Shona believes that to live more adventurously, you need to reconnect with your values. Perhaps being outdoors is vital to your wellbeing, or you find meeting people from other cultures really transformative. Remembering this will help you prioritise, rather than put off, adventuring.

“Sometimes there are things that you don't want to do that you need to do to get to the adventure,” she says. “I find it stressful booking flights and thinking about my business and letting clients know, and tying in dates. But pushing through that pain is really important, and that's why I think remembering your values can really help.”

Shona on the Pacific Crest Trail. Photo: Shona MacPherson.
Shona on the Pacific Crest Trail. Photo: Shona MacPherson.

Shona also suggests that if you’re procrastinating over going on a big adventure, try something smaller and more achievable first.

“Some people just seem to have this urge of ‘all or nothing’. But I think for most of us, there can be more steps,” Shona says. “So, don't worry about it. Take the next right step, and if you can't, be really curious, rather than judgmental about why you can't.

Just getting out the door is the hardest part. Alistair Humphrey calls it the doorstep mile

“Maybe it’s best to do something in a small, gentle way. So rather than go rock climbing outdoors, you could join a Facebook group for rock climbers and see if there’s anyone else that looks like you that you could be in a group with.”

Shona worked up to hiking the Pacific Crest Trail by doing a 10 day hike with friends, and going on to hike Scotland’s Cape Wrath Trail solo. Doing the latter also gave her a chance to try out the equipment she’d be using for the longer hike.

“I had 15 kilograms when I did the Cape Wrath Trail and I weigh less than 60 kilograms, so it was more than a quarter of my body weight,” she says. “By day four I was in tears. So then I spent quite a bit of time talking to my mountain guide friend, getting advice on how to drop the pack weight.”

Vedangi Kulkarni cycling between two glaciers. Photo: Vedangi Kulkarni
Vedangi near Rohtang Pass, while attempting the record to be the fastest woman to cycle the Manali-Leh highway in the Indian Himalayas. Photo: Vedangi Kulkarni

Vedangi believes it’s important to set a date for your adventure.

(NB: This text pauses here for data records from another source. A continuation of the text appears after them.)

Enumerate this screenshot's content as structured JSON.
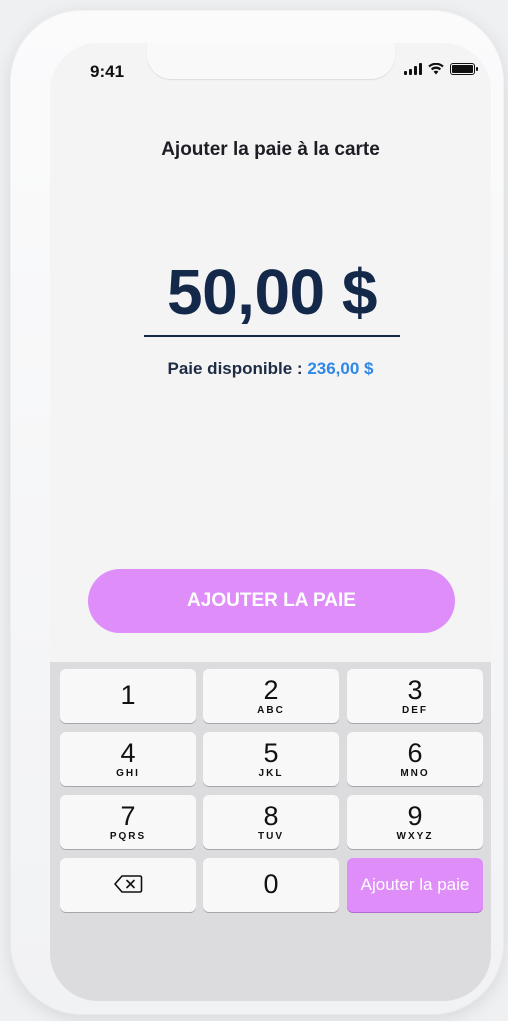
{
  "status_bar": {
    "time": "9:41"
  },
  "header": {
    "title": "Ajouter la paie à la carte"
  },
  "amount": {
    "value": "50,00 $"
  },
  "available": {
    "label": "Paie disponible :",
    "value": "236,00 $"
  },
  "cta": {
    "label": "AJOUTER LA PAIE"
  },
  "keypad": {
    "keys": [
      {
        "num": "1",
        "letters": ""
      },
      {
        "num": "2",
        "letters": "ABC"
      },
      {
        "num": "3",
        "letters": "DEF"
      },
      {
        "num": "4",
        "letters": "GHI"
      },
      {
        "num": "5",
        "letters": "JKL"
      },
      {
        "num": "6",
        "letters": "MNO"
      },
      {
        "num": "7",
        "letters": "PQRS"
      },
      {
        "num": "8",
        "letters": "TUV"
      },
      {
        "num": "9",
        "letters": "WXYZ"
      },
      {
        "num": "0",
        "letters": ""
      }
    ],
    "delete_icon": "backspace-icon",
    "submit_label": "Ajouter la paie"
  },
  "colors": {
    "accent": "#df8ef9",
    "amount_text": "#14294a",
    "available_value": "#2f87e6"
  }
}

This makes it concrete and is a way to focus your planning, training and other preparation.

“I set a date and make sure I'm prepared with all the gear and everything that I need,” she says. “I don't think I'm the sort of person who waits until I'm ready. I like to jump into the deep end because I already struggle with self-doubt quite a bit and I know that I'm never going to tell myself ‘hello, I'm good at this. I know what I'm doing. I'm ready for this.’ I don't think that - I just show up and tell myself that whatever happens next will be ok, I’m ready to deal with it.

“Just getting out the door is the hardest part. Alistair Humphrey calls it the doorstep mile. Once you start, you can always do what you've initially planned or you can just do the first day, then see how you feel. Then do a little bit more after that, and if you still feel good, do a little bit more, then reassess.

“Once you're already on the go then it's really hard to think, ‘this is a waste of time - fuck it. I'm going to go back home,’ because you're already out there. You've already done something and you’re going to want to continue with the adventure.”

Both Vedangi and Shona are aware of the effort it can take to overcome your own objections and self doubt, in order to live more adventurously. Being kind to yourself and taking it slowly are key. But the rewards of doing so are rich; the immersive solitude of wild landscapes, and the freedom of the trail.

Inspired? Get adventure-ready with one of our Epic Weekends, or check out our longer expeditions.